Phrenology was a science deeply imbricated in antebellum performance cultures: popular among both the elite and working classes, phrenological readings of celebrities were widely reported in the press and readings were often performed by phrenologists in public.
Within a short time, 40 to 50 phrenological societies were founded across the country.
In the 1930s, Lavery and White developed an automated phrenological machine called the Psycograph, which provided a numeric printout of a skull's shape.
Indeed, perhaps "Shakespeare and his father were briefly imprisoned" by Lucy--"but on this matter the records are silent" The story may be true after all, for, Ackroyd notes, Franz Joseph Gail believed that the phrenological bump for theft is the same as that for the composition of plays.
It is along these lines that the Fowler brothers wrote many of their phrenological books.
It made sense to Geschwind, a believer in the phrenological principles that had been launched at the start of the nineteenth century, that in a condition with poor language function, the plana would be bilaterally small (in one interpretation of phrenology, more brain tissue means more function).
The closing of the head's "doorways" is a Victorian phrenological version of the "shades of the prison-house," as infant visionary memory is replaced by adult everyday activity, for Tennyson the "more and more" and for Wordsworth the "endless imitation" of "dialogues of business, love or strife.
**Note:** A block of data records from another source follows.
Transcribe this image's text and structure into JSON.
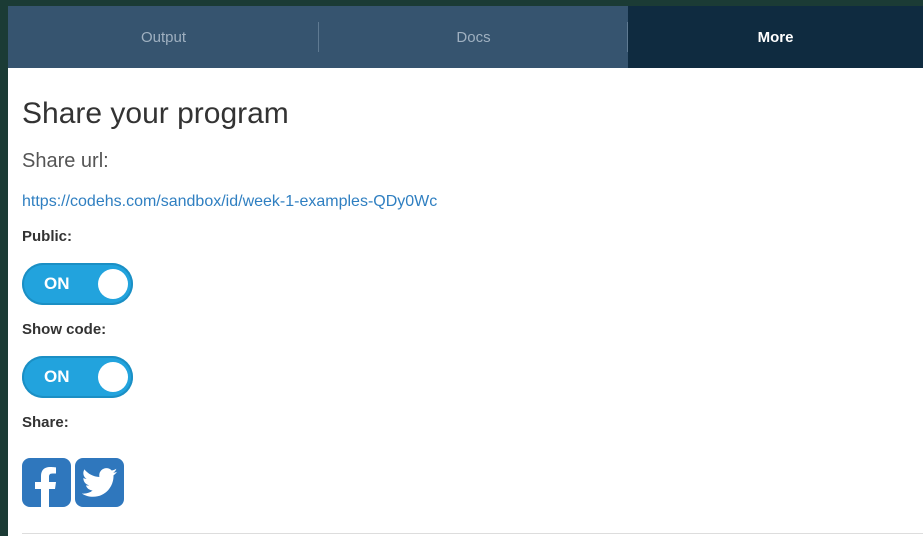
{
  "tabs": [
    {
      "label": "Output"
    },
    {
      "label": "Docs"
    },
    {
      "label": "More"
    }
  ],
  "active_tab": "More",
  "share_panel": {
    "title": "Share your program",
    "share_url_label": "Share url:",
    "share_url": "https://codehs.com/sandbox/id/week-1-examples-QDy0Wc",
    "public_label": "Public:",
    "public_toggle": "ON",
    "show_code_label": "Show code:",
    "show_code_toggle": "ON",
    "share_label": "Share:",
    "social": [
      {
        "icon": "facebook-icon"
      },
      {
        "icon": "twitter-icon"
      }
    ]
  },
  "colors": {
    "tab_bar": "#36546f",
    "active_tab": "#0f2b40",
    "toggle_on": "#22a3dd",
    "link": "#2f7fc1",
    "social": "#2f77bd"
  }
}
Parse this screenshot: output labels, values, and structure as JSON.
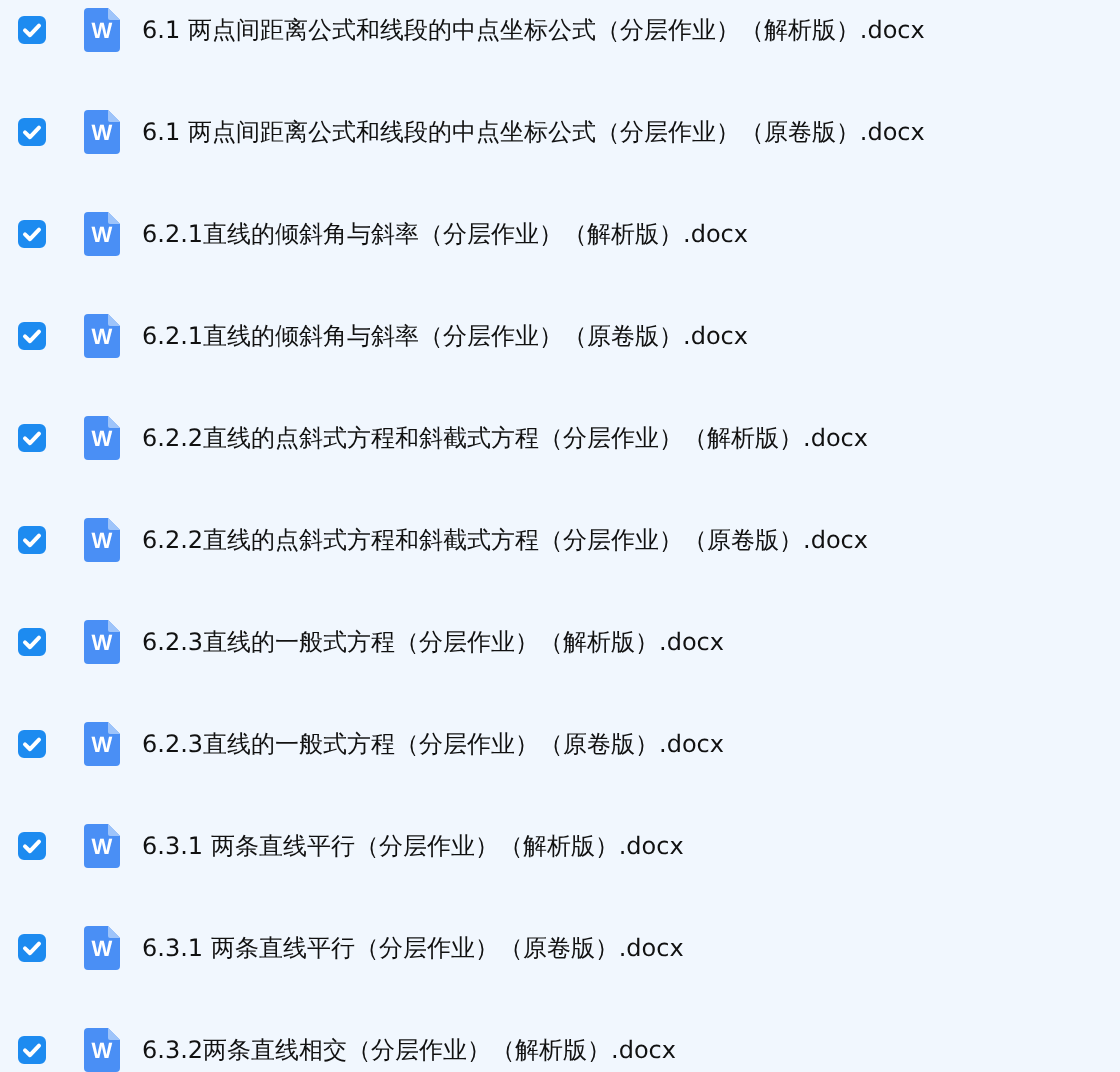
{
  "files": [
    {
      "name": "6.1 两点间距离公式和线段的中点坐标公式（分层作业）（解析版）.docx",
      "checked": true,
      "icon_letter": "W"
    },
    {
      "name": "6.1 两点间距离公式和线段的中点坐标公式（分层作业）（原卷版）.docx",
      "checked": true,
      "icon_letter": "W"
    },
    {
      "name": "6.2.1直线的倾斜角与斜率（分层作业）（解析版）.docx",
      "checked": true,
      "icon_letter": "W"
    },
    {
      "name": "6.2.1直线的倾斜角与斜率（分层作业）（原卷版）.docx",
      "checked": true,
      "icon_letter": "W"
    },
    {
      "name": "6.2.2直线的点斜式方程和斜截式方程（分层作业）（解析版）.docx",
      "checked": true,
      "icon_letter": "W"
    },
    {
      "name": "6.2.2直线的点斜式方程和斜截式方程（分层作业）（原卷版）.docx",
      "checked": true,
      "icon_letter": "W"
    },
    {
      "name": "6.2.3直线的一般式方程（分层作业）（解析版）.docx",
      "checked": true,
      "icon_letter": "W"
    },
    {
      "name": "6.2.3直线的一般式方程（分层作业）（原卷版）.docx",
      "checked": true,
      "icon_letter": "W"
    },
    {
      "name": "6.3.1 两条直线平行（分层作业）（解析版）.docx",
      "checked": true,
      "icon_letter": "W"
    },
    {
      "name": "6.3.1 两条直线平行（分层作业）（原卷版）.docx",
      "checked": true,
      "icon_letter": "W"
    },
    {
      "name": "6.3.2两条直线相交（分层作业）（解析版）.docx",
      "checked": true,
      "icon_letter": "W"
    }
  ]
}
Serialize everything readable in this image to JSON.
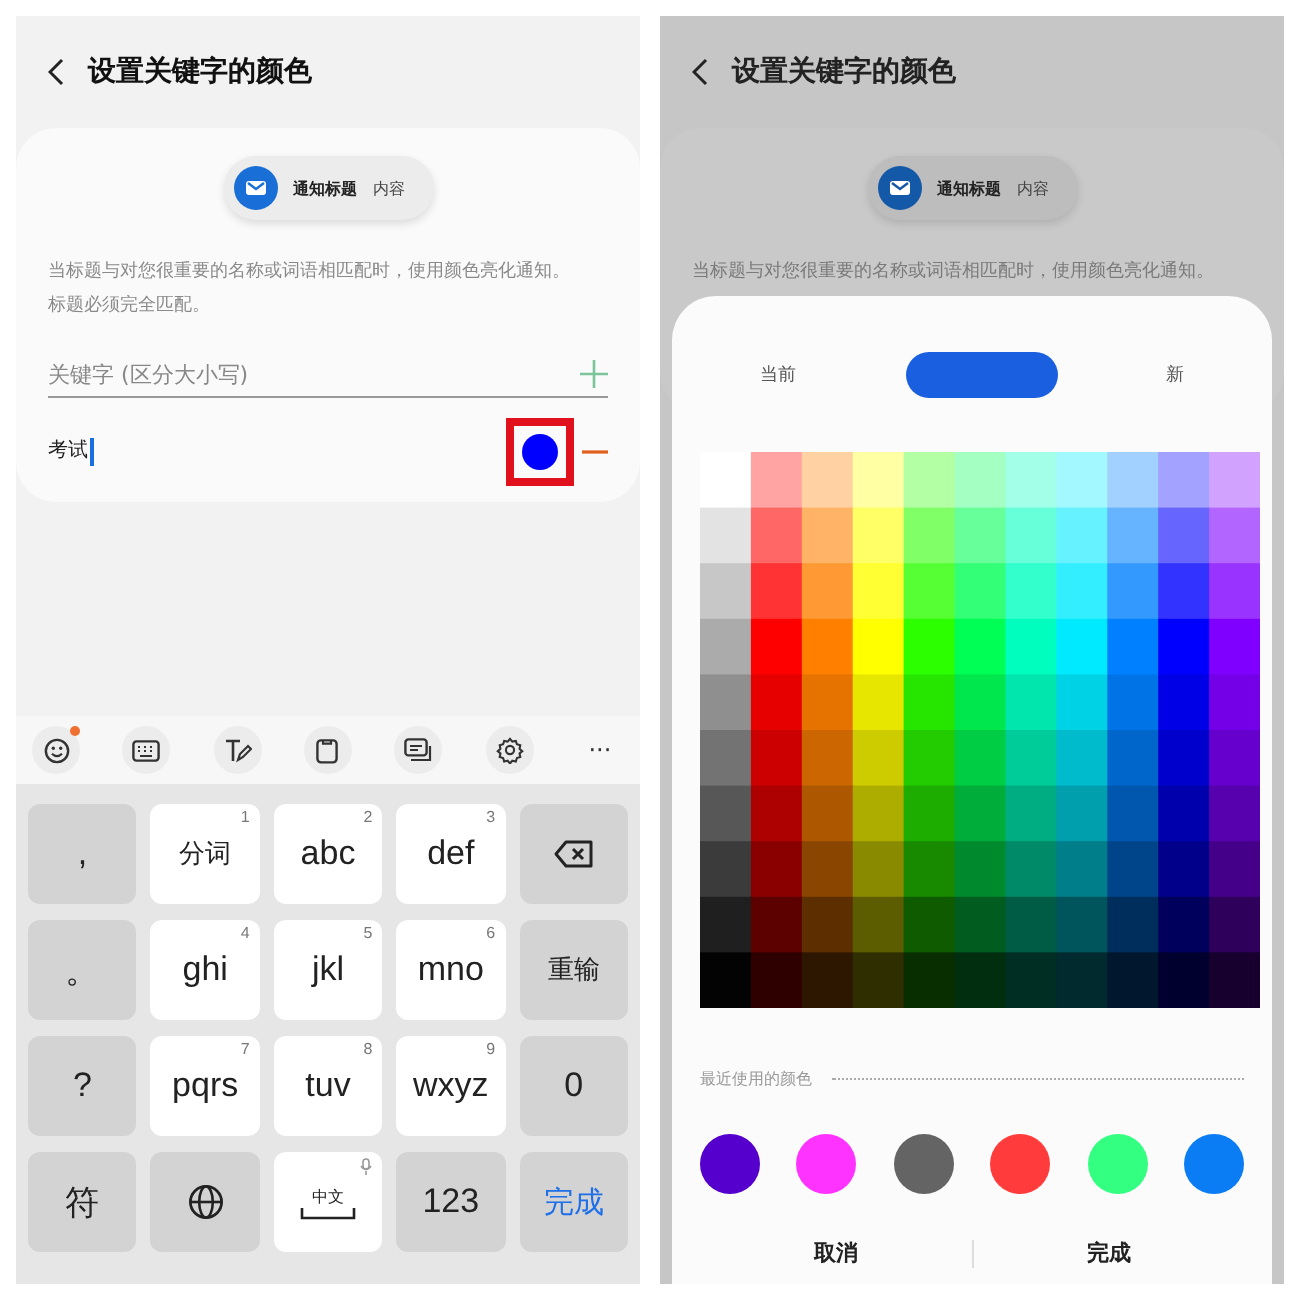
{
  "left_screen": {
    "header": {
      "title": "设置关键字的颜色"
    },
    "preview": {
      "title": "通知标题",
      "content": "内容"
    },
    "description": [
      "当标题与对您很重要的名称或词语相匹配时，使用颜色亮化通知。",
      "标题必须完全匹配。"
    ],
    "keyword_field": {
      "placeholder": "关键字 (区分大小写)"
    },
    "keywords": [
      {
        "text": "考试",
        "color": "#0000ff",
        "focused": true,
        "annotated": true
      }
    ],
    "keyboard": {
      "toolbar": [
        {
          "kind": "emoji",
          "badge": true
        },
        {
          "kind": "keyboard"
        },
        {
          "kind": "handwriting"
        },
        {
          "kind": "clipboard"
        },
        {
          "kind": "cards"
        },
        {
          "kind": "settings"
        },
        {
          "kind": "more",
          "label": "···"
        }
      ],
      "keys": [
        {
          "kind": "function",
          "label": ","
        },
        {
          "kind": "letter",
          "label": "分词",
          "hint": "1"
        },
        {
          "kind": "letter",
          "label": "abc",
          "hint": "2"
        },
        {
          "kind": "letter",
          "label": "def",
          "hint": "3"
        },
        {
          "kind": "backspace"
        },
        {
          "kind": "function",
          "label": "。"
        },
        {
          "kind": "letter",
          "label": "ghi",
          "hint": "4"
        },
        {
          "kind": "letter",
          "label": "jkl",
          "hint": "5"
        },
        {
          "kind": "letter",
          "label": "mno",
          "hint": "6"
        },
        {
          "kind": "function",
          "label": "重输"
        },
        {
          "kind": "function",
          "label": "?"
        },
        {
          "kind": "letter",
          "label": "pqrs",
          "hint": "7"
        },
        {
          "kind": "letter",
          "label": "tuv",
          "hint": "8"
        },
        {
          "kind": "letter",
          "label": "wxyz",
          "hint": "9"
        },
        {
          "kind": "function",
          "label": "0"
        },
        {
          "kind": "function",
          "label": "符"
        },
        {
          "kind": "globe"
        },
        {
          "kind": "space",
          "label": "中文"
        },
        {
          "kind": "function",
          "label": "123"
        },
        {
          "kind": "done",
          "label": "完成"
        }
      ]
    }
  },
  "right_screen": {
    "header": {
      "title": "设置关键字的颜色"
    },
    "preview": {
      "title": "通知标题",
      "content": "内容"
    },
    "description": [
      "当标题与对您很重要的名称或词语相匹配时，使用颜色亮化通知。"
    ],
    "color_sheet": {
      "current_label": "当前",
      "new_label": "新",
      "recent_label": "最近使用的颜色",
      "recent_colors": [
        {
          "color": "#5500cc"
        },
        {
          "color": "#ff33ff"
        },
        {
          "color": "#646464"
        },
        {
          "color": "#ff3b3b"
        },
        {
          "color": "#33ff80"
        },
        {
          "color": "#0a7df5"
        }
      ],
      "buttons": [
        {
          "label": "取消"
        },
        {
          "label": "完成"
        }
      ]
    }
  }
}
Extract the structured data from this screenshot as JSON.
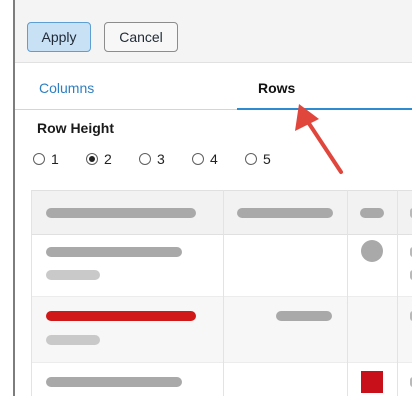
{
  "toolbar": {
    "apply_label": "Apply",
    "cancel_label": "Cancel"
  },
  "tabs": [
    {
      "label": "Columns",
      "active": false
    },
    {
      "label": "Rows",
      "active": true
    }
  ],
  "row_height": {
    "title": "Row Height",
    "options": [
      "1",
      "2",
      "3",
      "4",
      "5"
    ],
    "selected": "2"
  },
  "colors": {
    "accent": "#2e8bd0",
    "apply_bg": "#c9e1f5",
    "highlight_bar": "#d01818",
    "status_square": "#c8101a",
    "arrow": "#e0463c"
  },
  "grid_preview": {
    "header_placeholder_cells": 4,
    "rows": [
      {
        "variant": "normal",
        "status": "circle"
      },
      {
        "variant": "highlighted",
        "status": "none"
      },
      {
        "variant": "normal",
        "status": "square"
      }
    ]
  }
}
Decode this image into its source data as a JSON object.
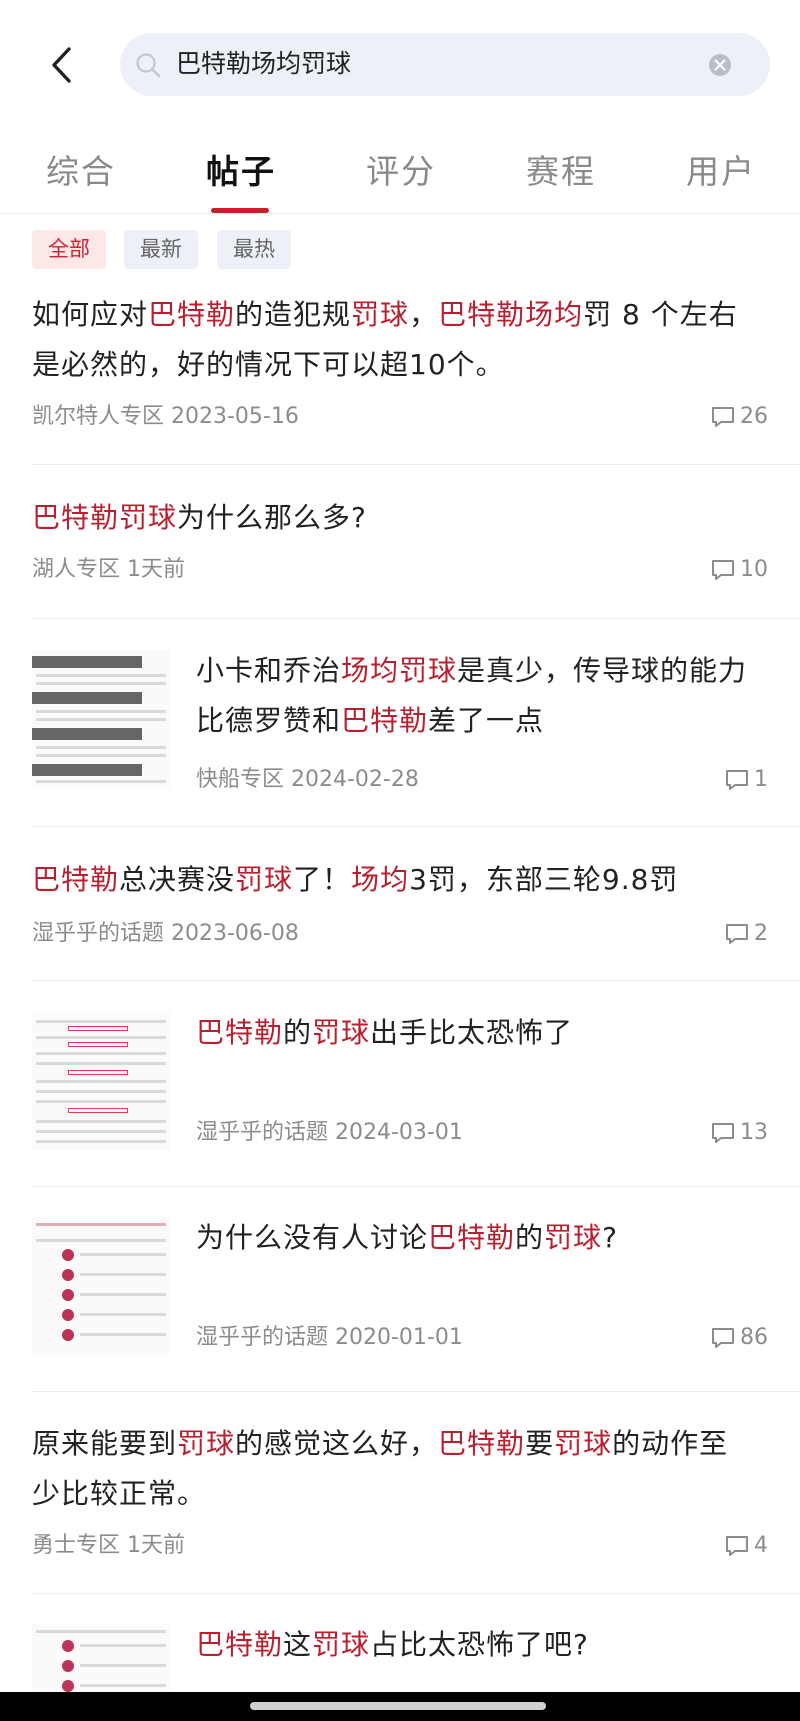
{
  "search": {
    "query": "巴特勒场均罚球"
  },
  "tabs": [
    {
      "label": "综合",
      "active": false
    },
    {
      "label": "帖子",
      "active": true
    },
    {
      "label": "评分",
      "active": false
    },
    {
      "label": "赛程",
      "active": false
    },
    {
      "label": "用户",
      "active": false
    }
  ],
  "filters": [
    {
      "label": "全部",
      "active": true
    },
    {
      "label": "最新",
      "active": false
    },
    {
      "label": "最热",
      "active": false
    }
  ],
  "posts": [
    {
      "title": [
        {
          "t": "如何应对"
        },
        {
          "t": "巴特勒",
          "hl": true
        },
        {
          "t": "的造犯规"
        },
        {
          "t": "罚球",
          "hl": true
        },
        {
          "t": "，"
        },
        {
          "t": "巴特勒场均",
          "hl": true
        },
        {
          "t": "罚 8 个左右是必然的，好的情况下可以超10个。"
        }
      ],
      "meta": "凯尔特人专区 2023-05-16",
      "comments": "26"
    },
    {
      "title": [
        {
          "t": "巴特勒罚球",
          "hl": true
        },
        {
          "t": "为什么那么多?"
        }
      ],
      "meta": "湖人专区 1天前",
      "comments": "10"
    },
    {
      "title": [
        {
          "t": "小卡和乔治"
        },
        {
          "t": "场均罚球",
          "hl": true
        },
        {
          "t": "是真少，传导球的能力比德罗赞和"
        },
        {
          "t": "巴特勒",
          "hl": true
        },
        {
          "t": "差了一点"
        }
      ],
      "meta": "快船专区 2024-02-28",
      "comments": "1"
    },
    {
      "title": [
        {
          "t": "巴特勒",
          "hl": true
        },
        {
          "t": "总决赛没"
        },
        {
          "t": "罚球",
          "hl": true
        },
        {
          "t": "了！"
        },
        {
          "t": "场均",
          "hl": true
        },
        {
          "t": "3罚，东部三轮9.8罚"
        }
      ],
      "meta": "湿乎乎的话题 2023-06-08",
      "comments": "2"
    },
    {
      "title": [
        {
          "t": "巴特勒",
          "hl": true
        },
        {
          "t": "的"
        },
        {
          "t": "罚球",
          "hl": true
        },
        {
          "t": "出手比太恐怖了"
        }
      ],
      "meta": "湿乎乎的话题 2024-03-01",
      "comments": "13"
    },
    {
      "title": [
        {
          "t": "为什么没有人讨论"
        },
        {
          "t": "巴特勒",
          "hl": true
        },
        {
          "t": "的"
        },
        {
          "t": "罚球",
          "hl": true
        },
        {
          "t": "?"
        }
      ],
      "meta": "湿乎乎的话题 2020-01-01",
      "comments": "86"
    },
    {
      "title": [
        {
          "t": "原来能要到"
        },
        {
          "t": "罚球",
          "hl": true
        },
        {
          "t": "的感觉这么好，"
        },
        {
          "t": "巴特勒",
          "hl": true
        },
        {
          "t": "要"
        },
        {
          "t": "罚球",
          "hl": true
        },
        {
          "t": "的动作至少比较正常。"
        }
      ],
      "meta": "勇士专区 1天前",
      "comments": "4"
    },
    {
      "title": [
        {
          "t": "巴特勒",
          "hl": true
        },
        {
          "t": "这"
        },
        {
          "t": "罚球",
          "hl": true
        },
        {
          "t": "占比太恐怖了吧?"
        }
      ],
      "meta": "",
      "comments": ""
    }
  ],
  "colors": {
    "accent": "#b8202f",
    "tab_underline": "#c8202f",
    "search_bg": "#eef0f8",
    "chip_active_bg": "#fde8e8",
    "meta_text": "#8c8c8c"
  },
  "icons": {
    "back": "chevron-left-icon",
    "search": "search-icon",
    "clear": "clear-icon",
    "comment": "comment-icon"
  }
}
Like Thoreau performing a phrenological analysis of Walden Pond, discovering that this small parcel of earth not only reflects but actually embodies the transcendental depths of the heavens above--suggestive in its own way of Wessex or Yoknapatawpha--so too Danticat's homeland contains all the essential elements that nurture life.
This can be traced to the production of ``lowly'' utilitarian artefacts such as sanitary-ware and ceramic containers for ointment, toothpaste, phrenological heads and ginger beer.
There are two valuable chapters (on Kant in his own time, and on his reappearance in the critique of Cubism), and some decorations: these include a piece on the phrenological investigations of Kant's skull, and a chapter on the sublime, which was both the most easily comprehensible, but also the least interesting part of the book.
In fact, the second half of the century witnessed the invention and the perfection of certain phrenological measuring devices: the craniograph (1860); the goniometer (1864), which measured facial angle; the stereograph (1867); the micrometric compass (1869); and the occipital gonimeter (1870) which, as its name suggests, measured the angle of the back of the skull (Haller, 1995, p.
His profound reading of Goethe's poem inspired by the contemplation of Scl;killer's skull encompassed not only the ghoulish circumstances surrounding the recovery of the skull from its mass grave but also such factors as Goethe's interest in the phrenological theories of Franz Gall.
Gall claimed that among the brain's "twenty-three basic cerebral faculties" was an "organ of attachment" that predisposed individuals to intense friendship (a contention that proved captivating to Walt Whitman, who assimilated the Phrenological concept of Adhesiveness into his Calamus poems).
In 1840 the Fowler brothers began publishing the Phrenological Almanac, and in 1842 they assumed publication of the American Phrenological Journal and Miscellany, which had been founded in 1838.